However, neither Dunson nor Phillips would be where they are now without the help of donations made to the various shelters around Birmingham. Not surprisingly, during the holiday season, there is a spike in the number of donations made to homeless shelters.
“It’s actually beyond a spike — it’s how we keep our doors open,” Cooper said. “During the last two months of the year, we actually receive 60 percent of our donations for the year. And during that time, we spend about 75 percent of our advertising budget. So it’s not just a spike, it’s just the way it is.”
Cooper said he would love to see people give year-round the way they do during the last months of the year. There are donors that do this, but the lion’s share of the donations come at the end of the year. “These aren’t just seasonal issues,” he said, “People don’t stop having needs when the holidays are over.”
Phillips, who came to the JHM just before Thanksgiving 2010, said that for the homeless population, the holiday season can be hard, even for those who may be housed temporarily in a shelter.
“It’s just a very difficult time to be in a shelter,” Phillips said. “I actually taught a class here last week that was all about being at the Jimmie Hale Mission during the holidays, because it’s tough for everybody, it doesn’t matter who you are.”
“It also allows people to go back and really look at why they are here,” Cooper said. “For most of the people that come here, this isn’t a first stop. And the holidays are a time when people can reflect on what has led them here. Because for a lot of these people, the next two stops are either jail or death.”
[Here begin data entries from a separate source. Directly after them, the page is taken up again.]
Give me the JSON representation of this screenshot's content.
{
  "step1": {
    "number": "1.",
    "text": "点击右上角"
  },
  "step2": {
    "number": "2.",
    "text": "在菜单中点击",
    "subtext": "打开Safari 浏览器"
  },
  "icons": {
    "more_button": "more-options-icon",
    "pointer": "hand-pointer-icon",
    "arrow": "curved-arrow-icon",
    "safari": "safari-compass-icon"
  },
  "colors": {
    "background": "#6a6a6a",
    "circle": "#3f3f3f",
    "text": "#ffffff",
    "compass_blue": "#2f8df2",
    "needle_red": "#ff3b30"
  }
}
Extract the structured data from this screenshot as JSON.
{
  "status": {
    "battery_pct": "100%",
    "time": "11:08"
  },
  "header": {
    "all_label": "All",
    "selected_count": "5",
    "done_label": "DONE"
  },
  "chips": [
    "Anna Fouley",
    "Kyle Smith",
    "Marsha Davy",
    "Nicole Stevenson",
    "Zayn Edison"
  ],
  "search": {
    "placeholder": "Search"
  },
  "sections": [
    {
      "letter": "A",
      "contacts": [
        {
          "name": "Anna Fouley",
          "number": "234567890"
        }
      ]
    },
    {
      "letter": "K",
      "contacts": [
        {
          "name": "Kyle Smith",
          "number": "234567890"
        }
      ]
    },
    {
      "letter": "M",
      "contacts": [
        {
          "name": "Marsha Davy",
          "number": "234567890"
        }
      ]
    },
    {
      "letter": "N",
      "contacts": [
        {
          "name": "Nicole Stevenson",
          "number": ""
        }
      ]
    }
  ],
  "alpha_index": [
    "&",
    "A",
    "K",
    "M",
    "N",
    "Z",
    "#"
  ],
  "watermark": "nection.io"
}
For Dunson, this will be the first Christmas that he has spent in his own place in more than a decade.
And that alone is something he’s thankful for this holiday season.